Once you’ve decided that you’d like to send funeral flowers to commemorate the passing of a loved one, you’ll need to decide what type of spray or arrangement to choose. In addition to individual flower meaning, it’s important to consider the uses and types of each type of bouquet. Some are designed to be placed on the casket (and are usually purchased by the family), while others are meant to stand around the casket during a memorial service. Depending on the type of service being held, you may find several types that suit your purpose.
Vase or Basket
The most common type of funeral flowers to be sent are those in a vase, basket, or other portable receptacle. Like the flowers often sent for a birthday or anniversary, these bouquets can range from simple to ornate, and are best displayed on a table. These can be send to the funeral home or directly to the family of the deceased, since they are elegant without being overwhelming.
Wreaths, Easels, and Standing Sprays

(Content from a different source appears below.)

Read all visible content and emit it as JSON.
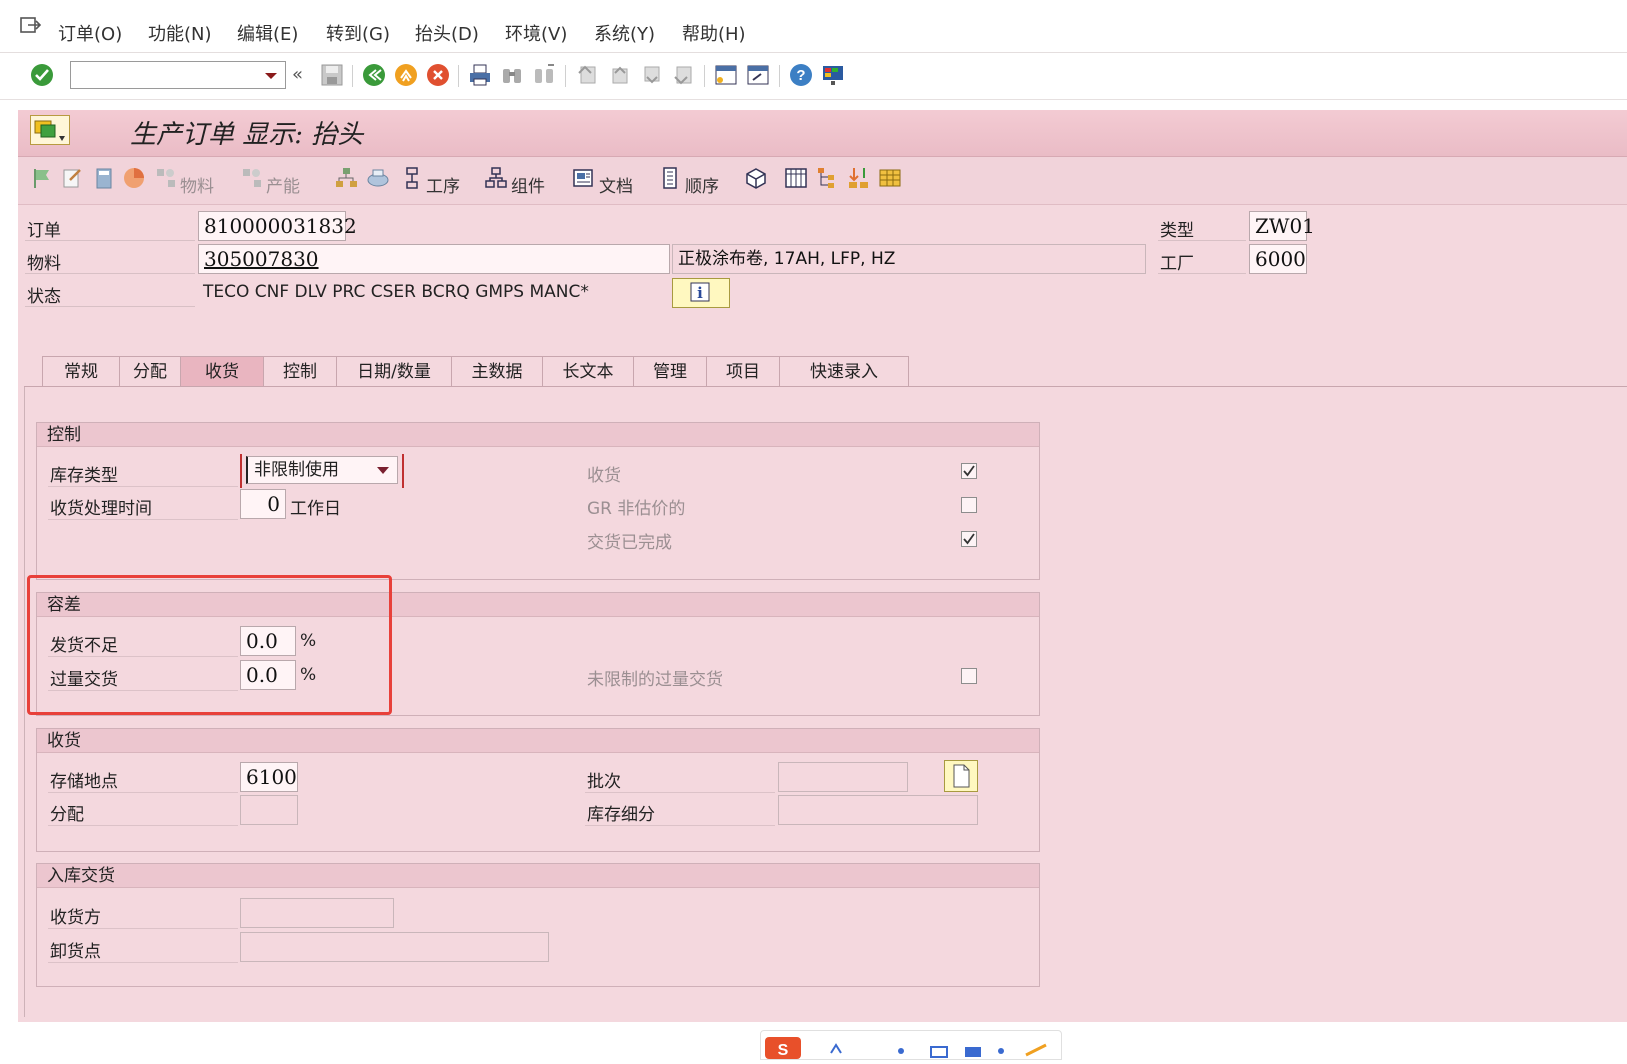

Many funerals and memorial services feature flower arrangements in the shape of a circle or as a cascade of flowers meant to hang down from a standing display. Additional options with religious connotations include flowers arranged in a cross or other symbol. If you’d like to make a contribution that will help add to the ambiance of the memorial service, these can be a generous way to do it.
Because the size and nature of these funeral flowers make them difficult to display at home, many families opt to donate these to local hospitals and nursing homes after the funeral—making them a lasting gift.
The decision to place a spray of flowers on the casket is one typically reserved for the closest members of the family. They will most likely select the colors and style (and you can send funeral flowers that match by contacting the funeral home ahead of time), as well as the size and how the display is set up.
Funeral plants (potted plants that can contain either a blooming flower or greenery) are a great way to honor the deceased in a way that is eco-friendly and long-term. Potted plants can be kept by the family, displayed at the gravesite, or re-planted for even longer-lasting advantages.
Choosing Funeral Flower Colors
In addition to the type of arrangement being sent, the color of the blooms can say something about your gift.
All white flowers can be an elegant way to signify your message of sympathy. Colorful pastel sprays add a positive touch to the funeral and help celebrate the life of the deceased. Springtime colors (pink, yellow, lavender) are popular options since they are pretty without being overwhelming. Brighter colors can also be a lovely contribution, especially if you are familiar with the deceased’s favorite shades and can select according to their preferences.
Although black and muted grays are common funeral colors, they don’t always make the best funeral flower choices. Before you send anything too heavy, be sure you check with the family or funeral home first.